Vietnam has the remarkable record for a developing country of achieving the first of the Millennium Development Goals (MDGs) - halving poverty over the period 1990-2015 - more than a decade in advance. According to the most recent progress report published in 2005, the percentage of households below the poverty line (assessed as the cost of adequate food plus non-food essentials) fell from 58% in 1993 to less than 24% in 2004, whilst extreme poverty (food costs alone) dropped from 25% to below 8%. 
 
Although no formal sources of more recent date can be traced, it is generally accepted that this rate of poverty reduction has continued unchecked, at least until the end of 2007. The UK Department for International Development suggests that 3 million people moved above the poverty line in 2006 alone. Other key social indicators show similar spectacular improvement to the extent that Vietnam claims to have achieved all of the MDG targets except those for HIV/AIDS and sanitation. 
 
Despite these successes, Vietnam remains classified as a “low income” country where poverty limits opportunities for 12 million people and a further 10 million hover just above the poverty line.

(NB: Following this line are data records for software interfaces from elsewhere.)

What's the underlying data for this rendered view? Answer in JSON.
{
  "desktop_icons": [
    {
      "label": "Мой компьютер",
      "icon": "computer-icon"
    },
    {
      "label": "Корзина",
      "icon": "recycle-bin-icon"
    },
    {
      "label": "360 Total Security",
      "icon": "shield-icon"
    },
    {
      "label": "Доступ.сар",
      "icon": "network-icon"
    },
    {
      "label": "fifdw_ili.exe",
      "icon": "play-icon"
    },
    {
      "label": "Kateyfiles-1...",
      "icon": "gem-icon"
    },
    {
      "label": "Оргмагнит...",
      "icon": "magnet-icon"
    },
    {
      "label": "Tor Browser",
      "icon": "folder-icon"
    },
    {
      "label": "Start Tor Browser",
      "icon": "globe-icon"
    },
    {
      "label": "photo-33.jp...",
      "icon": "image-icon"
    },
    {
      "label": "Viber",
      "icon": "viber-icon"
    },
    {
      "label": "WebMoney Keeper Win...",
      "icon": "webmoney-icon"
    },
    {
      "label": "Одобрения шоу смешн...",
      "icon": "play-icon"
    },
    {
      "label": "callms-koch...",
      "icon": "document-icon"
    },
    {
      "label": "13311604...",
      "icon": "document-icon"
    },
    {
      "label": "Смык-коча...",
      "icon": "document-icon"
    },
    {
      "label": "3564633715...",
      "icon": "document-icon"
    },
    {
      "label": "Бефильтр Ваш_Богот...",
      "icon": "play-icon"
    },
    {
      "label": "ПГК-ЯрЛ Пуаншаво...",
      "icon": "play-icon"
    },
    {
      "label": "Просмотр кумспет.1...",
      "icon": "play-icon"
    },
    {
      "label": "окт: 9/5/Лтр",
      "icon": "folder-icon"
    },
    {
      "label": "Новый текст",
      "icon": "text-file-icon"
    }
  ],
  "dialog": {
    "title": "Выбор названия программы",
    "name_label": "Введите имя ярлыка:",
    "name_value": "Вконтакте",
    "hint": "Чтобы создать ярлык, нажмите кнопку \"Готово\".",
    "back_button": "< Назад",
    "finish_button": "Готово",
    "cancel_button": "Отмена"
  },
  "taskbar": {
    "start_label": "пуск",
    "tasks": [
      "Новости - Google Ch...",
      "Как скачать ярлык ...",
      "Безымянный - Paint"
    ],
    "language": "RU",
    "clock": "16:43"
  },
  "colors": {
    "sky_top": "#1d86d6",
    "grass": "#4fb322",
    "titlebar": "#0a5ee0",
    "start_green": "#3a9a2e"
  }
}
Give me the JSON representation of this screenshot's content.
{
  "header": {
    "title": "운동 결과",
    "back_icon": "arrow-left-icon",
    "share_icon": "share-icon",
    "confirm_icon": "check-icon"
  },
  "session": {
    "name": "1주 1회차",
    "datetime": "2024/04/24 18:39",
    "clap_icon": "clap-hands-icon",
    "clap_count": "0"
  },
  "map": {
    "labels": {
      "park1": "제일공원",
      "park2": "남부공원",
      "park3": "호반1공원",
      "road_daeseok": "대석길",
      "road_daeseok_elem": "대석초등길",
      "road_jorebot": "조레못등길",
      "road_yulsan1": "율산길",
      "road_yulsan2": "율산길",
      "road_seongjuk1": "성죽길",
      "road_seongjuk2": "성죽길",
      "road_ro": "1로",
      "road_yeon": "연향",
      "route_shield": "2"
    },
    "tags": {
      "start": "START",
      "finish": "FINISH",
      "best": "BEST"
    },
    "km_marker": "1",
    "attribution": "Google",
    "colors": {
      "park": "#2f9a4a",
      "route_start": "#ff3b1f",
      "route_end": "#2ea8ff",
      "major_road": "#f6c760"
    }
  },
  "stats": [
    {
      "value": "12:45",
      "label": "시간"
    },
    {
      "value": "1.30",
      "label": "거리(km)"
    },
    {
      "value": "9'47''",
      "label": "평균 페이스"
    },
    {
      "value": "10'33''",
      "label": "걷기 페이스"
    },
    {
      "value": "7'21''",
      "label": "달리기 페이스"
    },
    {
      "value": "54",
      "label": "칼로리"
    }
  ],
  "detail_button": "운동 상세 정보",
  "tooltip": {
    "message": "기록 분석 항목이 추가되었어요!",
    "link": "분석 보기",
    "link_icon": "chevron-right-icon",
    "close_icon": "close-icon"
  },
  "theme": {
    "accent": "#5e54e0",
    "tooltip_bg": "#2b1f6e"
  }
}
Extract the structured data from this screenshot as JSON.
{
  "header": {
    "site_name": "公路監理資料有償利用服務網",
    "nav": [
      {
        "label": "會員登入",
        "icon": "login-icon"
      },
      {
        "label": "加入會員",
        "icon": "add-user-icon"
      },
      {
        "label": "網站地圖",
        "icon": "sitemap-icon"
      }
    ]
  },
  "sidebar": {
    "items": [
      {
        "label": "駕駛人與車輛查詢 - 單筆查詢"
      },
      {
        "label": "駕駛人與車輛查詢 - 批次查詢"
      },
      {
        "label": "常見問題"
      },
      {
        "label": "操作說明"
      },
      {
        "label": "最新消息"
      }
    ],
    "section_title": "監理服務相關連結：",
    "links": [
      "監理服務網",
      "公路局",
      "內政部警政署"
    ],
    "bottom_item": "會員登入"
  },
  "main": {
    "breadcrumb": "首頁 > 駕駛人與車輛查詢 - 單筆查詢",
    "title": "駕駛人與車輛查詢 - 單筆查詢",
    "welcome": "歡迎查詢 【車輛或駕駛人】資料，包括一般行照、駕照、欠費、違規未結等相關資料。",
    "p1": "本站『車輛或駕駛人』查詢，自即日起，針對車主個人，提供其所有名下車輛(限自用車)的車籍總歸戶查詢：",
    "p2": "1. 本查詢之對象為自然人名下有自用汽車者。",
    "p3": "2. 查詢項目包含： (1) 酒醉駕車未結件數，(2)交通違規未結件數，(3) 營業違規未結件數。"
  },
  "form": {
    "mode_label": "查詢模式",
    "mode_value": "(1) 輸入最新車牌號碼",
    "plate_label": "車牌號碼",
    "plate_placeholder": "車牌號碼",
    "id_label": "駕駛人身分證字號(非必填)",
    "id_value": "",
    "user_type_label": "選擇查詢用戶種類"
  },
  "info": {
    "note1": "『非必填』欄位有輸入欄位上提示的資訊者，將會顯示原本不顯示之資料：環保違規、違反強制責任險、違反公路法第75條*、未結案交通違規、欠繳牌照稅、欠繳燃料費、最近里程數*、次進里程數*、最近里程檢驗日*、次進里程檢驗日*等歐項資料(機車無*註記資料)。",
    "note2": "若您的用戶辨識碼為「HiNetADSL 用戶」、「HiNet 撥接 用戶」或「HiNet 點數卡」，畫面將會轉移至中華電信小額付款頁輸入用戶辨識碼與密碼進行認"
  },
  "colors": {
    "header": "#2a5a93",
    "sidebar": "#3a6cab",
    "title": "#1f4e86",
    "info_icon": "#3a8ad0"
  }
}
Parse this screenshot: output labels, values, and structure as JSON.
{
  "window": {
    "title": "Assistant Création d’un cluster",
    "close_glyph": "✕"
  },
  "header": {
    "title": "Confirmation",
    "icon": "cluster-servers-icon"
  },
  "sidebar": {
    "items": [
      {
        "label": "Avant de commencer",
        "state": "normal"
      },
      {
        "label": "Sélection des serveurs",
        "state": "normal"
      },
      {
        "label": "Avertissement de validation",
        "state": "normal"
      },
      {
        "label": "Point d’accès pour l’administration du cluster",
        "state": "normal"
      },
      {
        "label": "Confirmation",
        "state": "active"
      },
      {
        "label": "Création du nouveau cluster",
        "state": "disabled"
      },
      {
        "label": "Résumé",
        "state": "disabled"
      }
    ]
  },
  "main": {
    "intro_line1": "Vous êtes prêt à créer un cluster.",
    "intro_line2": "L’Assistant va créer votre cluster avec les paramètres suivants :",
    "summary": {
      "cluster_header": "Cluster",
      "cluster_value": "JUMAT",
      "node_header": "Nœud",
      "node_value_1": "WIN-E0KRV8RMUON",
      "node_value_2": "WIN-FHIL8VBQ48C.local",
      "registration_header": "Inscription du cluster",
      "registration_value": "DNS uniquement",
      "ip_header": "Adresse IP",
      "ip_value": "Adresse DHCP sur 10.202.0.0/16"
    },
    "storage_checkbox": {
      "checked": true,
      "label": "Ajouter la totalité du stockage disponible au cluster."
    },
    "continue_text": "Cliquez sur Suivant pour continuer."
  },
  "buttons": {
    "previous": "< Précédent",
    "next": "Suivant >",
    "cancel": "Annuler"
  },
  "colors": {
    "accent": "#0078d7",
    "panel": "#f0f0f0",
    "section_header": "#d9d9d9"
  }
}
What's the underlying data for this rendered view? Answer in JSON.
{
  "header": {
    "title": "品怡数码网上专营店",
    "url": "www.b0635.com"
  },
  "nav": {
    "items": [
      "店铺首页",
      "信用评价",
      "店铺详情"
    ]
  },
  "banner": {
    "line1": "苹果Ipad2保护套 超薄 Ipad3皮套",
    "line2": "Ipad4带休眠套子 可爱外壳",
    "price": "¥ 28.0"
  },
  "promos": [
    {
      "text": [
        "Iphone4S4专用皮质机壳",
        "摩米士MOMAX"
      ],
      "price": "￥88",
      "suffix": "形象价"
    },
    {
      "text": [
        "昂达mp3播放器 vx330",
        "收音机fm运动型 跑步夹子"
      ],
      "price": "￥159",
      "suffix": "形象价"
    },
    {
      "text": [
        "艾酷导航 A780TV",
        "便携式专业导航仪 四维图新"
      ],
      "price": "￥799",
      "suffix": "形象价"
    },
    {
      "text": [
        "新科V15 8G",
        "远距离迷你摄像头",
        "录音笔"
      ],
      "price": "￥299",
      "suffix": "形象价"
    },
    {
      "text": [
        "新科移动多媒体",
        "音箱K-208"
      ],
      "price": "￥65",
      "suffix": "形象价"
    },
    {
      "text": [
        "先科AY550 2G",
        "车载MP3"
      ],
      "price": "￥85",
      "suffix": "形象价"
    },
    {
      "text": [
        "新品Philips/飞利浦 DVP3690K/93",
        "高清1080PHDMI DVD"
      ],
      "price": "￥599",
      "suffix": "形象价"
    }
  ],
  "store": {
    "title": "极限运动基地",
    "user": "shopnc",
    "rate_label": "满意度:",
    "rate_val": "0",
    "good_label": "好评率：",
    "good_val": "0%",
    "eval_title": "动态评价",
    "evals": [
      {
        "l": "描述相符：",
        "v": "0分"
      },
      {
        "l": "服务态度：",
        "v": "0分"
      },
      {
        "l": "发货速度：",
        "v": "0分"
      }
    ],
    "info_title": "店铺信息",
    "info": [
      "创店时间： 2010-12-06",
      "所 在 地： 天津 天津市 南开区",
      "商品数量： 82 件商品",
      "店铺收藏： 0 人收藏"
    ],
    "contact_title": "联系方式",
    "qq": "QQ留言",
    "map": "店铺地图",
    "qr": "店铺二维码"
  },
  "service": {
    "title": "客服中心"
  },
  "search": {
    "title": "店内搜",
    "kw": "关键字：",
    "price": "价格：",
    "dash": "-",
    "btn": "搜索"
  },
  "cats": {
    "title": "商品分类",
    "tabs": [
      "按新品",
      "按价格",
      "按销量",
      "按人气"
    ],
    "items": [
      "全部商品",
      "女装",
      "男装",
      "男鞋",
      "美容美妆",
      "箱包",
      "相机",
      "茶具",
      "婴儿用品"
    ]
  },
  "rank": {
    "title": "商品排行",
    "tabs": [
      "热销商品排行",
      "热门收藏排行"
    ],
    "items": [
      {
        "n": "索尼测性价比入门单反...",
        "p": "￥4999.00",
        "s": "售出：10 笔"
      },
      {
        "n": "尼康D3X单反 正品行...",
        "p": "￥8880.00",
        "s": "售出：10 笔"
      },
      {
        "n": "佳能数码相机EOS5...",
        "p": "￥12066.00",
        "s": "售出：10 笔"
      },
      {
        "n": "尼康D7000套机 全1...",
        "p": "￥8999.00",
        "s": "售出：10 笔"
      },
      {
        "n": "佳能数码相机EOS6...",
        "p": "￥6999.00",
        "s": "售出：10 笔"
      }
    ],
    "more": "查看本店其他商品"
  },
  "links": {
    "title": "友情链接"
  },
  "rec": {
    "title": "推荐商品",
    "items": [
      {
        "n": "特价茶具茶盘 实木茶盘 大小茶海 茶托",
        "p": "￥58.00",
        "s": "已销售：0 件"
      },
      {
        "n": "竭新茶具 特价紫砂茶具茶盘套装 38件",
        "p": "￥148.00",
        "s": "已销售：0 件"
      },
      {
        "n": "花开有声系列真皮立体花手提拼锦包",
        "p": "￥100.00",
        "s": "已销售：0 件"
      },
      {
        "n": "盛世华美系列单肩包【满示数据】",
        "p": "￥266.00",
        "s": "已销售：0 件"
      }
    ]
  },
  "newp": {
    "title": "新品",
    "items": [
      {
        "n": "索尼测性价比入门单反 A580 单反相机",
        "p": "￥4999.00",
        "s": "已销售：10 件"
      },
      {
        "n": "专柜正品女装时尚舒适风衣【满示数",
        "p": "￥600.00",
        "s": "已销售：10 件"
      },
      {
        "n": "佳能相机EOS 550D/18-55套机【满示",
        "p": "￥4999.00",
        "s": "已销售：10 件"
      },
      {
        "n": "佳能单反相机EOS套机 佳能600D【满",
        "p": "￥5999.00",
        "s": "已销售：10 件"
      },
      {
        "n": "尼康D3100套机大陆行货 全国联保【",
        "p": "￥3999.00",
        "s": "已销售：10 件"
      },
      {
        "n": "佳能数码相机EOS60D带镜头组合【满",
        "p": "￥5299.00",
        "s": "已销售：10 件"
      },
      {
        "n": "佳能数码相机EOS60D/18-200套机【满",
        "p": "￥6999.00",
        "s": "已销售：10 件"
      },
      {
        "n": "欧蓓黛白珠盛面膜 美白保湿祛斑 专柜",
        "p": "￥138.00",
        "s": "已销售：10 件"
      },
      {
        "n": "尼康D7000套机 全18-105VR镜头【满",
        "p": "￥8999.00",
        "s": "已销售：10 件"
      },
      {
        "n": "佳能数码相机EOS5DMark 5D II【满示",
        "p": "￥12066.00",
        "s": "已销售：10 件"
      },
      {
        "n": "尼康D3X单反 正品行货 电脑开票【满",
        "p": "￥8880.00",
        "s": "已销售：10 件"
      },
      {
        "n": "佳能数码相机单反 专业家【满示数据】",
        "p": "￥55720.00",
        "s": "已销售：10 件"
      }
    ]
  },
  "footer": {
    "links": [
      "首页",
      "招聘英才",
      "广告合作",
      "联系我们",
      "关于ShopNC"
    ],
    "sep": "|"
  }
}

The Vietnamese government’s Socio-Economic Development Plan (2006-2010) is clearly focused on the MDGs – indeed under new and tougher criteria for poverty assessment, the government has set a range of 12 more demanding targets for 2010 which are known as the Vietnam Development Goals. 
 
The most challenging component of this program is the concentration of poverty amongst Vietnam’s minority ethnic groups who form about 13% of the population and who predominantly live in the remote upland and highland regions. Cut off from the country’s prosperity by underdeveloped infrastructure and dependent on low yielding agriculture and forest products, more than 60% of these groups were assessed as below the poverty line in the 2004 survey. Key government services such as education tend to be below standard and NGO development programs struggle to produce sustainable results. Decentralization of project responsibility to the areas in need is often cited as the remedy.